- **Exercise details**: Search the data for "children" and copy every matching line.
== Exercise data ==
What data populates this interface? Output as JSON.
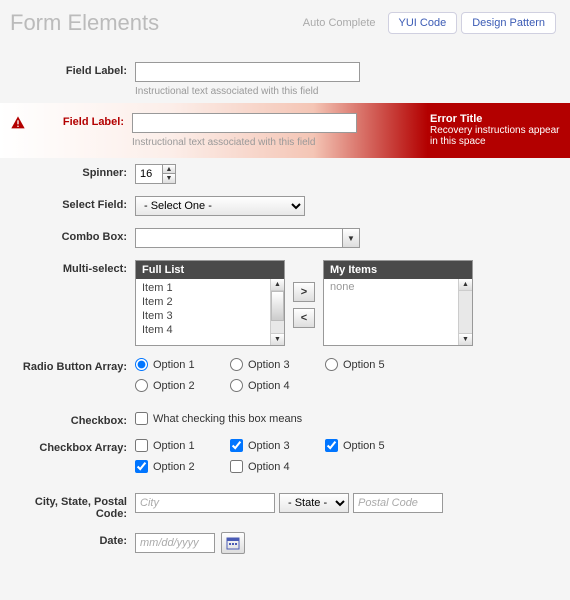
{
  "header": {
    "title": "Form Elements",
    "auto_complete": "Auto Complete",
    "yui_code": "YUI Code",
    "design_pattern": "Design Pattern"
  },
  "field1": {
    "label": "Field Label:",
    "hint": "Instructional text associated with this field"
  },
  "field_error": {
    "label": "Field Label:",
    "hint": "Instructional text associated with this field",
    "error_title": "Error Title",
    "error_msg": "Recovery instructions appear in this space"
  },
  "spinner": {
    "label": "Spinner:",
    "value": "16"
  },
  "select": {
    "label": "Select Field:",
    "placeholder": "- Select One -"
  },
  "combo": {
    "label": "Combo Box:"
  },
  "multi": {
    "label": "Multi-select:",
    "full_header": "Full List",
    "my_header": "My Items",
    "items": {
      "i1": "Item 1",
      "i2": "Item 2",
      "i3": "Item 3",
      "i4": "Item 4"
    },
    "none": "none",
    "move_right": ">",
    "move_left": "<"
  },
  "radios": {
    "label": "Radio Button Array:",
    "o1": "Option 1",
    "o2": "Option 2",
    "o3": "Option 3",
    "o4": "Option 4",
    "o5": "Option 5"
  },
  "checkbox": {
    "label": "Checkbox:",
    "text": "What checking this box means"
  },
  "check_array": {
    "label": "Checkbox Array:",
    "o1": "Option 1",
    "o2": "Option 2",
    "o3": "Option 3",
    "o4": "Option 4",
    "o5": "Option 5"
  },
  "csz": {
    "label": "City, State, Postal Code:",
    "city_ph": "City",
    "state_ph": "- State -",
    "postal_ph": "Postal Code"
  },
  "date": {
    "label": "Date:",
    "placeholder": "mm/dd/yyyy"
  }
}
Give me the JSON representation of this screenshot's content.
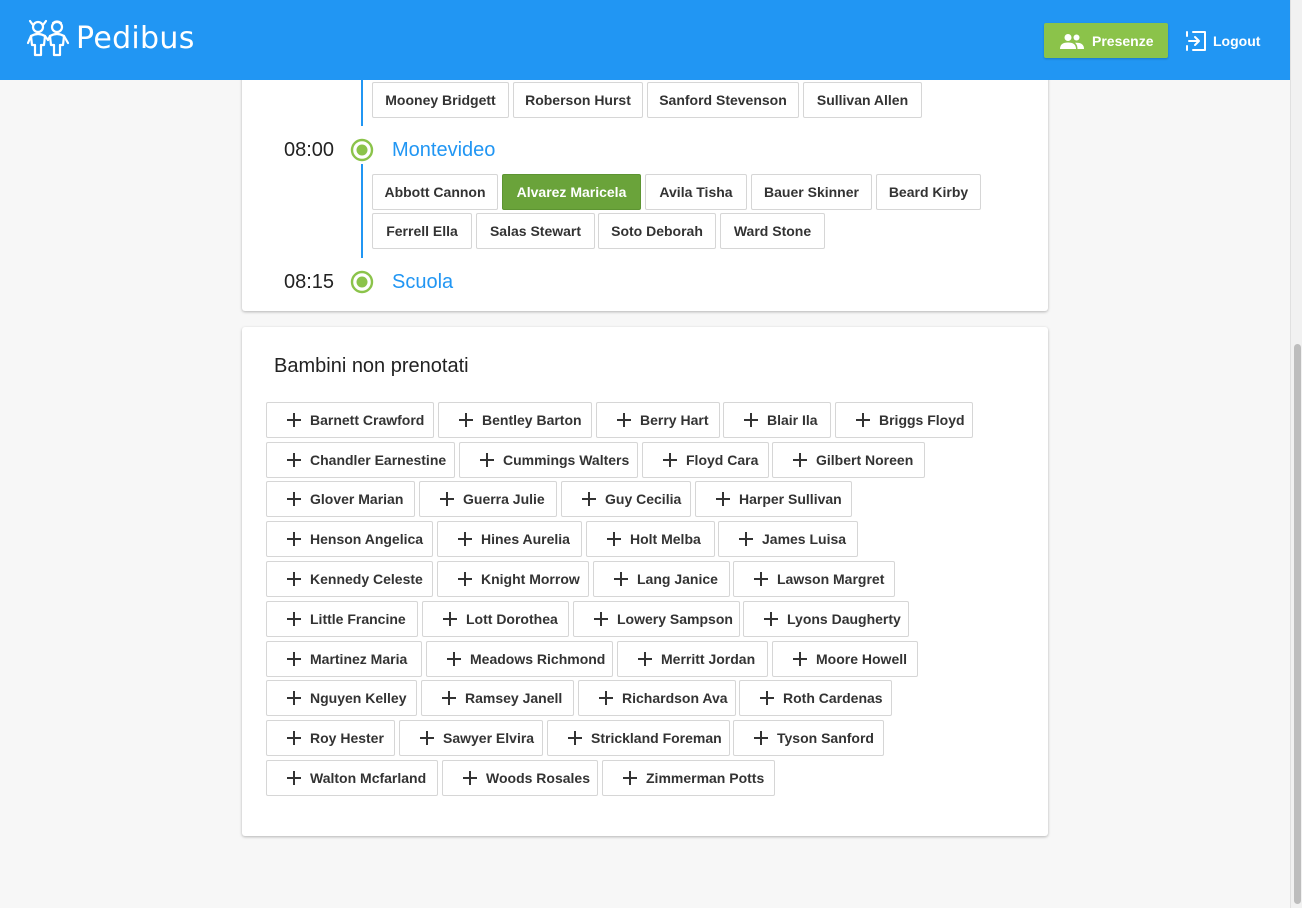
{
  "app": {
    "title": "Pedibus"
  },
  "toolbar": {
    "presenze_label": "Presenze",
    "logout_label": "Logout"
  },
  "stops": [
    {
      "time": "",
      "name": "",
      "children": [
        "Mooney Bridgett",
        "Roberson Hurst",
        "Sanford Stevenson",
        "Sullivan Allen"
      ]
    },
    {
      "time": "08:00",
      "name": "Montevideo",
      "children": [
        "Abbott Cannon",
        "Alvarez Maricela",
        "Avila Tisha",
        "Bauer Skinner",
        "Beard Kirby",
        "Ferrell Ella",
        "Salas Stewart",
        "Soto Deborah",
        "Ward Stone"
      ],
      "selected": "Alvarez Maricela"
    },
    {
      "time": "08:15",
      "name": "Scuola",
      "children": []
    }
  ],
  "unbooked": {
    "title": "Bambini non prenotati",
    "children": [
      "Barnett Crawford",
      "Bentley Barton",
      "Berry Hart",
      "Blair Ila",
      "Briggs Floyd",
      "Chandler Earnestine",
      "Cummings Walters",
      "Floyd Cara",
      "Gilbert Noreen",
      "Glover Marian",
      "Guerra Julie",
      "Guy Cecilia",
      "Harper Sullivan",
      "Henson Angelica",
      "Hines Aurelia",
      "Holt Melba",
      "James Luisa",
      "Kennedy Celeste",
      "Knight Morrow",
      "Lang Janice",
      "Lawson Margret",
      "Little Francine",
      "Lott Dorothea",
      "Lowery Sampson",
      "Lyons Daugherty",
      "Martinez Maria",
      "Meadows Richmond",
      "Merritt Jordan",
      "Moore Howell",
      "Nguyen Kelley",
      "Ramsey Janell",
      "Richardson Ava",
      "Roth Cardenas",
      "Roy Hester",
      "Sawyer Elvira",
      "Strickland Foreman",
      "Tyson Sanford",
      "Walton Mcfarland",
      "Woods Rosales",
      "Zimmerman Potts"
    ]
  },
  "colors": {
    "primary": "#2196f3",
    "accent": "#8bc34a",
    "selected": "#6aa33a"
  },
  "icons": {
    "logo": "children-logo-icon",
    "presenze": "people-icon",
    "logout": "logout-icon",
    "add": "plus-icon"
  }
}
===
- **Finished exercise**:
      "children": [
      "children": [
      "children": []
    "children": [
    "logo": "children-logo-icon",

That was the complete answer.